Armstrong's career ends at Tour Down Under
Lance Armstrong wrapped up his international racing career on Sunday at the final stage of the Tour Down Under.
Armstrong riding for RadioShack, finished his final international World Tour event in 67th position, 6min 42sec behind overall winner 23 year-old Australian Cameron Meyer of Garmin-Cervelo.
The Texan was presented with a thank you gift from South Australian Premier Mike Rann who credited Armstrong with drawing crowds of nearly 800, 000 and raising AUS$40 million for the local economy this year alone.
Rann said he hoped a pair of locally-made RM Williams boots, an iconic Australian manufacturer, would be worn by Armstrong the next time he visited the race. To that Armstrong excitedly replied after inspection: "I'll wear them tonight."
"This is amazing and to start and finish in this city and to be all around the area, all over South Australia, to be treated like kings when we often are not, I should say, sometimes, it's been a real pleasure," Armstrong told the crowd at the presentation.
"I congratulate you all on building an unbelievable event ... we travel all over the world and you do not see crowds or an atmosphere like this in many places.
"This rivals the Tour [de France], the Giro [d'Italia]and all the big races.
"Thanks for a great couple of years, a great few years. Not just from myself but from all of us in the peloton."
Armstrong made a quick getaway from the presentation and did not take any questions from the waiting media.
In 2009, Armstrong chose the Tour Down Under as the event for his international comeback from retirement.
As he steps down from racing in these major events, Armstrong is facing an ongoing US federal investigation that his former mechanic and assistant, Mike Anderson, sees as likely to have a negative outcome.
"Whatever happens, happens," Anderson said, according to the Sunday Star-Times. "But what he may become is a symbol for decades of corruption in professional cycling."
Anderson, now running a bike shop in Wellington, New Zealand, spent two years as Armstrong's mechanic and personal assistant before being suddenly dismissed in 2004. Anderson sued for defamation and breach of contract and in 2005, Armstrong settled the case out of court.
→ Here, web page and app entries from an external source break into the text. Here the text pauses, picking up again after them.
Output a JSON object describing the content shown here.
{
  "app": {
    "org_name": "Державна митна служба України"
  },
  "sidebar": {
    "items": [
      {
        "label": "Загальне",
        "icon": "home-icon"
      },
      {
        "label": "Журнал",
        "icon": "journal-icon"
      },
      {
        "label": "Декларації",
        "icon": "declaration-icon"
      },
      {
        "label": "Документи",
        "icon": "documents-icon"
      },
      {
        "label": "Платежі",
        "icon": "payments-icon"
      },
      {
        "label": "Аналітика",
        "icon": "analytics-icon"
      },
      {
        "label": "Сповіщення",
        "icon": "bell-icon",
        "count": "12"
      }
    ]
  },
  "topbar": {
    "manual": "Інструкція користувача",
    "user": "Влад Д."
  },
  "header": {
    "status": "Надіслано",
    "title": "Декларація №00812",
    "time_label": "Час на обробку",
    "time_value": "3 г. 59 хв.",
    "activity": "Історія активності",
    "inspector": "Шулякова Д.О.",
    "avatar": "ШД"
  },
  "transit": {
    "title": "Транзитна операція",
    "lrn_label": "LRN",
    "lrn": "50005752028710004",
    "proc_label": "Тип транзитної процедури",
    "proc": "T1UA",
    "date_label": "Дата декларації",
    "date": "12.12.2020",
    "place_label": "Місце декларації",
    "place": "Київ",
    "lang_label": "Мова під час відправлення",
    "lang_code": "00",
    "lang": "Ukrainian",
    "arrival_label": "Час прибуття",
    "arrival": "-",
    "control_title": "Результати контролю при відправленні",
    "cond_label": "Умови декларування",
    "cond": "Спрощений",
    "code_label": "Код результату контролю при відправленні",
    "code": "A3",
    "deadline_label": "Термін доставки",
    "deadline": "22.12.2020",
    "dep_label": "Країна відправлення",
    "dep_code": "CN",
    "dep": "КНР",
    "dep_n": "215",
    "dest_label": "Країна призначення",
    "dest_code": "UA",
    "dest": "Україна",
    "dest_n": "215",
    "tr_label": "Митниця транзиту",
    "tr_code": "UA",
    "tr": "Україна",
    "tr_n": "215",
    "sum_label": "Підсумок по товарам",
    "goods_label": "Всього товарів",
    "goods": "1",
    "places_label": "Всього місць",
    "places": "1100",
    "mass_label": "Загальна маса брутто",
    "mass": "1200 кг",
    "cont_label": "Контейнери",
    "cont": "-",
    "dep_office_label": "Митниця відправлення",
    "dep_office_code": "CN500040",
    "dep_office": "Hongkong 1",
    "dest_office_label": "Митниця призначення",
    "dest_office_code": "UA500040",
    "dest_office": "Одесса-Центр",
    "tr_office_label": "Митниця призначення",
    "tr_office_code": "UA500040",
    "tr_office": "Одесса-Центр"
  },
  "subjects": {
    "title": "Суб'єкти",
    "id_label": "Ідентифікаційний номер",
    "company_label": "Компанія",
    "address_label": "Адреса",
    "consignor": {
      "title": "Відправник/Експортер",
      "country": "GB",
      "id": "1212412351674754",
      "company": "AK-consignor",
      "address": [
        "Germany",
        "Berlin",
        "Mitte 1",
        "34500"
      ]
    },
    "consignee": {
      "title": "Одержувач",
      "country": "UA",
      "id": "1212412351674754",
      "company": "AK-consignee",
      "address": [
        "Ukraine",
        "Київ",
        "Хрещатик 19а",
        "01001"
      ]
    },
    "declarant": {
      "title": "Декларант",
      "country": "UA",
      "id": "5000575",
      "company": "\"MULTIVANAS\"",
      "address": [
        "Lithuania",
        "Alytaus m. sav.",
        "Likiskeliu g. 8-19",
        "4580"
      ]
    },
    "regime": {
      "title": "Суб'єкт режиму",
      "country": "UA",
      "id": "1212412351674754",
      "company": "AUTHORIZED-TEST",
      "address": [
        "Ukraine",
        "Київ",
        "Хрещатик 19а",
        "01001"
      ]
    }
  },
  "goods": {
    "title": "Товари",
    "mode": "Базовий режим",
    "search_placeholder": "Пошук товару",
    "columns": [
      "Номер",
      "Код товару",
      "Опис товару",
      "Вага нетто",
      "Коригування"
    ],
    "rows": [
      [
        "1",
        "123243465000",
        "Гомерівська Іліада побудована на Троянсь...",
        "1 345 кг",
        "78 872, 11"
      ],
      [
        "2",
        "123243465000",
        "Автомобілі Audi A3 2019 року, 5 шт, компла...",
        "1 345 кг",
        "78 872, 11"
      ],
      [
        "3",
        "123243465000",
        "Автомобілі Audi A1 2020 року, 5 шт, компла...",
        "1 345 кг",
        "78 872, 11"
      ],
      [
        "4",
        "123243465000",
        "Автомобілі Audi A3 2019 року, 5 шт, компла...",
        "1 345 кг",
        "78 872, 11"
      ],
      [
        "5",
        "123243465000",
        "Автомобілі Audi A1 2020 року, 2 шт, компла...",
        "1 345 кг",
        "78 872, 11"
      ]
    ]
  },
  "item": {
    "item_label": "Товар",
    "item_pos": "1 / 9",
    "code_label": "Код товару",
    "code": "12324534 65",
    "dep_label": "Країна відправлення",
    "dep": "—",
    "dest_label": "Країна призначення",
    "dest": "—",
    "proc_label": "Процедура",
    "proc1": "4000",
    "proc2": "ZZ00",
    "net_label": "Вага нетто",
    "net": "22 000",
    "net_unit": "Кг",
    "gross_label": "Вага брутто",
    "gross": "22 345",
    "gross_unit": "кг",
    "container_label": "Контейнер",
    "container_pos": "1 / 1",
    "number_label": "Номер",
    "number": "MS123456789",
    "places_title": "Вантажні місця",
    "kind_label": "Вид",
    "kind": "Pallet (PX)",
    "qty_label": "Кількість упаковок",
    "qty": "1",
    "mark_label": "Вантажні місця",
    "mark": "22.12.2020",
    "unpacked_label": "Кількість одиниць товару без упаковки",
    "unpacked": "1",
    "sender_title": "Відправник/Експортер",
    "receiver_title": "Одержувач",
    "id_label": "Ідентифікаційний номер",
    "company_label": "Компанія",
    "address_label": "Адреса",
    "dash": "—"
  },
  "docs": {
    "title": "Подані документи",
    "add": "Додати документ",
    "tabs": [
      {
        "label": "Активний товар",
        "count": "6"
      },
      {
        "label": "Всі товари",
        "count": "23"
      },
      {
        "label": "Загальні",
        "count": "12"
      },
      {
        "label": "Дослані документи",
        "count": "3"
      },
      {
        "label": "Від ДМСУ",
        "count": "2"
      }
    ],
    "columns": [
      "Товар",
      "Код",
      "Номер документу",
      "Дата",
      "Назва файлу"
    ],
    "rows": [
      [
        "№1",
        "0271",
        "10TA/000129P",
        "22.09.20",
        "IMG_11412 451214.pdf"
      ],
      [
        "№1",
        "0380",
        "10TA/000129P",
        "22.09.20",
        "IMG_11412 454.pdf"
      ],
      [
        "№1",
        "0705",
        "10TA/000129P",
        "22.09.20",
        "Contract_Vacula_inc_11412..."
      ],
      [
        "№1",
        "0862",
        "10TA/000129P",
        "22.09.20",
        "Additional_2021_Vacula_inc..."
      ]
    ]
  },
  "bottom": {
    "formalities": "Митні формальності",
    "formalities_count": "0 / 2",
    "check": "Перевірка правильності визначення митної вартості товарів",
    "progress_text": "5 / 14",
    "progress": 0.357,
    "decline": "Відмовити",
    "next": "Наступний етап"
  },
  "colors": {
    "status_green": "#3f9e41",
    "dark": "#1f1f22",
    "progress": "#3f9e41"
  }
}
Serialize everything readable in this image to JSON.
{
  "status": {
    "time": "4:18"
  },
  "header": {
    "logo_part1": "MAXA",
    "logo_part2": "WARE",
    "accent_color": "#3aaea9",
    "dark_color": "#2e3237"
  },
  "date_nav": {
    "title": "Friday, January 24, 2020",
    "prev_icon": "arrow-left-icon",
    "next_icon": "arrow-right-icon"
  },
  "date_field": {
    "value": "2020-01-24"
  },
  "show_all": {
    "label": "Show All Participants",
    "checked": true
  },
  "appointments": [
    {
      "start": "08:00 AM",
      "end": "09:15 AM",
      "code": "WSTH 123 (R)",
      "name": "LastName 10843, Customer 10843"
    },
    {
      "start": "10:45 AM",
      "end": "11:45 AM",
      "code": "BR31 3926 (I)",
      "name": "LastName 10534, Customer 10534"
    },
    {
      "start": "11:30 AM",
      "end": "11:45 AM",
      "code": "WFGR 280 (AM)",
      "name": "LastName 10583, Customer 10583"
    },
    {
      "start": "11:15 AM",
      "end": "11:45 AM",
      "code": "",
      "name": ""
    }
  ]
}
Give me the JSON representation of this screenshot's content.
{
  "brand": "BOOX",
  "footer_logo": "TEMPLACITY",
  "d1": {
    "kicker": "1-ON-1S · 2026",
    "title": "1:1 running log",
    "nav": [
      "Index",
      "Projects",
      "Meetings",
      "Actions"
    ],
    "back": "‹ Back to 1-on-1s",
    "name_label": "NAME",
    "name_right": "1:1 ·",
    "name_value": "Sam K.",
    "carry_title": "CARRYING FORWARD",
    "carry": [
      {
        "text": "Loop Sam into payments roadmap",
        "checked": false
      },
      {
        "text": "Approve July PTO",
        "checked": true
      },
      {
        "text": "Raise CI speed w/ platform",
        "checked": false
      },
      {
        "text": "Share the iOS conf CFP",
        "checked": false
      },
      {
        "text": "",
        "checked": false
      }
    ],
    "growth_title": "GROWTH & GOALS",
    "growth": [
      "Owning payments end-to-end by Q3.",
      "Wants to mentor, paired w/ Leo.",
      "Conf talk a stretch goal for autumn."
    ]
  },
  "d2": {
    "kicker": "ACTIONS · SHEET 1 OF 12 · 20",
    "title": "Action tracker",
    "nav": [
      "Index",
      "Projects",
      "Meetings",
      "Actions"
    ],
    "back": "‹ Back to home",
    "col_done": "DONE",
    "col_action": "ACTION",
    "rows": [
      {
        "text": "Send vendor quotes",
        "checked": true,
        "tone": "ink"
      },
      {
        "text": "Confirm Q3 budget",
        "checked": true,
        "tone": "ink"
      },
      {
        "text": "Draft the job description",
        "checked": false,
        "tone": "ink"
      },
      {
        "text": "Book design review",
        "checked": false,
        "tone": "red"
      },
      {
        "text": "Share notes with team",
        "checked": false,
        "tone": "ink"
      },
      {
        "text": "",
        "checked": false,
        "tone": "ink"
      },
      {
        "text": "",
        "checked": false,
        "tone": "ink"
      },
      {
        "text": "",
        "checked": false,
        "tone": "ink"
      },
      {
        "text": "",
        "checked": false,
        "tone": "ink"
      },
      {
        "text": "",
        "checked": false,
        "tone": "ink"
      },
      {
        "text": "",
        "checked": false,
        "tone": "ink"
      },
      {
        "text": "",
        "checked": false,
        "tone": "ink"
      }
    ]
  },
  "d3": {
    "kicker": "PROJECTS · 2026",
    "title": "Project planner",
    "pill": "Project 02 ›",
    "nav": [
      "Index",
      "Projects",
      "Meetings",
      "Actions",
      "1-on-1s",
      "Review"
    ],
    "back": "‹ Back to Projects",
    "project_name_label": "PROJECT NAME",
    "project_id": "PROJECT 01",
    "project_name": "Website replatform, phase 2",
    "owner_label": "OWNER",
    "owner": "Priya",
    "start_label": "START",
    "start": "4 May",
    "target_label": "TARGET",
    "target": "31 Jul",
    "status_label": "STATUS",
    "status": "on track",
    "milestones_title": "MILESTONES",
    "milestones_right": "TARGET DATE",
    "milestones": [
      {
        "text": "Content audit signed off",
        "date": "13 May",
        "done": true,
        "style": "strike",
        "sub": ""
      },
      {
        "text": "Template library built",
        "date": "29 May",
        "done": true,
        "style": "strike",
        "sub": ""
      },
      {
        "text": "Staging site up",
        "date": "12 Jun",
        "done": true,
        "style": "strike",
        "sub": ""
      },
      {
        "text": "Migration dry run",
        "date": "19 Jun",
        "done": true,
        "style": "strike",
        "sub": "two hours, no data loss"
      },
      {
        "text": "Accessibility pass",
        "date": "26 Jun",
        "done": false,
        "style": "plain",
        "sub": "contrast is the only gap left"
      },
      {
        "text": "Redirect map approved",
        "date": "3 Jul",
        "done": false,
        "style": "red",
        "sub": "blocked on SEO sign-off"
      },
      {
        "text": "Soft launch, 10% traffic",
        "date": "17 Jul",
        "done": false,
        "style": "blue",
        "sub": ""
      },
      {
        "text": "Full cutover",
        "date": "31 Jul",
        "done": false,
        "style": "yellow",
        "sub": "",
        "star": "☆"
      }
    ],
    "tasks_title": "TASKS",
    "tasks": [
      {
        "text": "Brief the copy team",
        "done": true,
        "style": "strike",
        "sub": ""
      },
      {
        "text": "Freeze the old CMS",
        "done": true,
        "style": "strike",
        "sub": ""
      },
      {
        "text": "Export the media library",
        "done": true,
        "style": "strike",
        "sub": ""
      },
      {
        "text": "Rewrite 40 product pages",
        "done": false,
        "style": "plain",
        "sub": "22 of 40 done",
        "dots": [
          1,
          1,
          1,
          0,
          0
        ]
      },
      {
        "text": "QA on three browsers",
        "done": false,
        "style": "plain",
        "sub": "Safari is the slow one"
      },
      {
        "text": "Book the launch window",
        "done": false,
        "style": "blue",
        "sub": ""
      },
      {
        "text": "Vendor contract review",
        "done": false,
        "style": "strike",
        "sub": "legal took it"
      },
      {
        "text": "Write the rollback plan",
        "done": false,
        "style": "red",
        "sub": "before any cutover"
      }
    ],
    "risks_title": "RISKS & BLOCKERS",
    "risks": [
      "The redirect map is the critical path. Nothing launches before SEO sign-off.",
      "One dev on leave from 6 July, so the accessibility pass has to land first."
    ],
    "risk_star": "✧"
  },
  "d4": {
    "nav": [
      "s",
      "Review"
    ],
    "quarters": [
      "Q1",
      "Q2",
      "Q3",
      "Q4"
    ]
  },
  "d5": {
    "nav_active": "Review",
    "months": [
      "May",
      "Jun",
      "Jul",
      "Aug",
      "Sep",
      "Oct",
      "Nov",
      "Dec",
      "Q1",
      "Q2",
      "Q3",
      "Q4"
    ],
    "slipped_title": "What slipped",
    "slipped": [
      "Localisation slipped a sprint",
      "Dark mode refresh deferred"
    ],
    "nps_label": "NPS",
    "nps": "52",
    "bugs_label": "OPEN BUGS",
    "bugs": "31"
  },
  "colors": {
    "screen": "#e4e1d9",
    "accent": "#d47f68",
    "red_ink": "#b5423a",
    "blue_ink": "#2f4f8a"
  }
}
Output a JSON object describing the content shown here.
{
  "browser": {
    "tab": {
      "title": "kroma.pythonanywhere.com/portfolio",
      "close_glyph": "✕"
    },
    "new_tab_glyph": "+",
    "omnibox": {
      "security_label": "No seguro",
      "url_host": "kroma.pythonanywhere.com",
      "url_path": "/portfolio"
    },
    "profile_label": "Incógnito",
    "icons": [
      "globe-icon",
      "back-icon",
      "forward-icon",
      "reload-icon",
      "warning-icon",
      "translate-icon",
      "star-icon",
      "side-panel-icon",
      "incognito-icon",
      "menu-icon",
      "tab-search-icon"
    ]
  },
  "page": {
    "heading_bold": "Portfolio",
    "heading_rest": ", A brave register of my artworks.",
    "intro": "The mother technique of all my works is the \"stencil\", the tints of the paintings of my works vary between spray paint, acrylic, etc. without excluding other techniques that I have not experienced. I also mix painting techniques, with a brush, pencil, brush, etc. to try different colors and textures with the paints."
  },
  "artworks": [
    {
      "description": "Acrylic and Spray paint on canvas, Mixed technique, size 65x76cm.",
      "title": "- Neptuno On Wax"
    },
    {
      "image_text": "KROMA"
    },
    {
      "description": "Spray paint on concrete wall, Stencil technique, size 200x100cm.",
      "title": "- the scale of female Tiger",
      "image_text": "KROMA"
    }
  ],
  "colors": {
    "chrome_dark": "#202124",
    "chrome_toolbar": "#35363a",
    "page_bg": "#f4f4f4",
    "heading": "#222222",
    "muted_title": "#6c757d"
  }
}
However, Anderson's testimony from the lawsuit contained information linking Armstrong to possible doping activity, and has been picked up by the US federal investigation currently underway, led by the FDA's Jeff Novitzky.
"I've spoken to Novitzky on the phone at length last year. The guy is described by people as the Elliott Ness of his area of law enforcement and if you've got him on your tail you're in big trouble,"
"He doesn't undertake things he isn't going to win. Those guys have a ridiculously high ratio of convictions – they don't undertake superfluous investigations and I don't think this is going to be a good outcome if you're Lance Armstrong."
Anderson testified in his lawsuit that he discovered a box in Armstrong's apartment in Girona labeled "Andro" and identified the substance as likely Androstenedione, a banned steroid. The find, he said, changed his view of his former boss.
"To be honest when I finally realised what was going on it was very troubling to me because Lance was my friend. When I had my hand forced and had to say `I know what's going on' it was like telling a bunch of kids there's no such thing as Santa Claus; it popped the bubble for a lot of people who had deified Lance and it still troubles me."
Armstrong's spokesman dismissed Anderson's claims, calling them "old lies".